- _What to produce_: Retype the records exactly, including every line.

Website and app data records:
- Opening Delimiter -

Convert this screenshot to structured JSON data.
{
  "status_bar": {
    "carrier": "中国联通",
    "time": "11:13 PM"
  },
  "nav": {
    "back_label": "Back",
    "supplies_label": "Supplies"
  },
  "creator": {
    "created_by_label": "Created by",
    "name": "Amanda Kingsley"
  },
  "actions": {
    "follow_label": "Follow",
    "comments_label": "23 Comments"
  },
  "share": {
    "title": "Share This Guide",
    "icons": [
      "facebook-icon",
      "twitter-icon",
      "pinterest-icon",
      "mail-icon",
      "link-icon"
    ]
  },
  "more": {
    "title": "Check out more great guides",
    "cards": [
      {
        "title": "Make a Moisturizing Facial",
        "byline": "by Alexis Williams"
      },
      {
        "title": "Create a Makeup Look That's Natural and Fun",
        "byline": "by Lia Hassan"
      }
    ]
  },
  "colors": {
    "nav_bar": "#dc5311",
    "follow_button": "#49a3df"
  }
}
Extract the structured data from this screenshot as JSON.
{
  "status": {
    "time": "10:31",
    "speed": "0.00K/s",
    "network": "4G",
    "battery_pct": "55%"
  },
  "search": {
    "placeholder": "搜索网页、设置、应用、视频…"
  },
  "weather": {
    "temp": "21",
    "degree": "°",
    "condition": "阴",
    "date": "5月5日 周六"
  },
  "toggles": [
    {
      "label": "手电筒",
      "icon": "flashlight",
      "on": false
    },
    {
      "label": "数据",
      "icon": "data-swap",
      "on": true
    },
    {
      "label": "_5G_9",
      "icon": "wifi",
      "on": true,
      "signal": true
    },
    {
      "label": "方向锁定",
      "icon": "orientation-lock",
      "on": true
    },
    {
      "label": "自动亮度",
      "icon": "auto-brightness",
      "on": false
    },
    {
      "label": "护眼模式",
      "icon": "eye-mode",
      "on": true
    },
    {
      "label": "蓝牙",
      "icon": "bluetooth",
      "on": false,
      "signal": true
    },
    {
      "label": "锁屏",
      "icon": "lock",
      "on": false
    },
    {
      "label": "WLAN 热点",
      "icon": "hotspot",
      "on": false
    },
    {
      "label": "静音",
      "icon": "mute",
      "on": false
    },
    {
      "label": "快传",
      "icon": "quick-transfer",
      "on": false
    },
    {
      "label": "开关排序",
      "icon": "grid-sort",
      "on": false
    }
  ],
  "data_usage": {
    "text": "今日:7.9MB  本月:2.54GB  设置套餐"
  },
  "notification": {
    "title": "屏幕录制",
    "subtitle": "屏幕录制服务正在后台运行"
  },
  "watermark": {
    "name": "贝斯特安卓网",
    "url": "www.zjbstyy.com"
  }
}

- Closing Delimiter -

- _Answer box_:
Convert this screenshot to structured JSON data.
{
  "status_bar": {
    "carrier": "中国联通",
    "time": "11:13 PM"
  },
  "nav": {
    "back_label": "Back",
    "supplies_label": "Supplies"
  },
  "creator": {
    "created_by_label": "Created by",
    "name": "Amanda Kingsley"
  },
  "actions": {
    "follow_label": "Follow",
    "comments_label": "23 Comments"
  },
  "share": {
    "title": "Share This Guide",
    "icons": [
      "facebook-icon",
      "twitter-icon",
      "pinterest-icon",
      "mail-icon",
      "link-icon"
    ]
  },
  "more": {
    "title": "Check out more great guides",
    "cards": [
      {
        "title": "Make a Moisturizing Facial",
        "byline": "by Alexis Williams"
      },
      {
        "title": "Create a Makeup Look That's Natural and Fun",
        "byline": "by Lia Hassan"
      }
    ]
  },
  "colors": {
    "nav_bar": "#dc5311",
    "follow_button": "#49a3df"
  }
}
Extract the structured data from this screenshot as JSON.
{
  "status": {
    "time": "10:31",
    "speed": "0.00K/s",
    "network": "4G",
    "battery_pct": "55%"
  },
  "search": {
    "placeholder": "搜索网页、设置、应用、视频…"
  },
  "weather": {
    "temp": "21",
    "degree": "°",
    "condition": "阴",
    "date": "5月5日 周六"
  },
  "toggles": [
    {
      "label": "手电筒",
      "icon": "flashlight",
      "on": false
    },
    {
      "label": "数据",
      "icon": "data-swap",
      "on": true
    },
    {
      "label": "_5G_9",
      "icon": "wifi",
      "on": true,
      "signal": true
    },
    {
      "label": "方向锁定",
      "icon": "orientation-lock",
      "on": true
    },
    {
      "label": "自动亮度",
      "icon": "auto-brightness",
      "on": false
    },
    {
      "label": "护眼模式",
      "icon": "eye-mode",
      "on": true
    },
    {
      "label": "蓝牙",
      "icon": "bluetooth",
      "on": false,
      "signal": true
    },
    {
      "label": "锁屏",
      "icon": "lock",
      "on": false
    },
    {
      "label": "WLAN 热点",
      "icon": "hotspot",
      "on": false
    },
    {
      "label": "静音",
      "icon": "mute",
      "on": false
    },
    {
      "label": "快传",
      "icon": "quick-transfer",
      "on": false
    },
    {
      "label": "开关排序",
      "icon": "grid-sort",
      "on": false
    }
  ],
  "data_usage": {
    "text": "今日:7.9MB  本月:2.54GB  设置套餐"
  },
  "notification": {
    "title": "屏幕录制",
    "subtitle": "屏幕录制服务正在后台运行"
  },
  "watermark": {
    "name": "贝斯特安卓网",
    "url": "www.zjbstyy.com"
  }
}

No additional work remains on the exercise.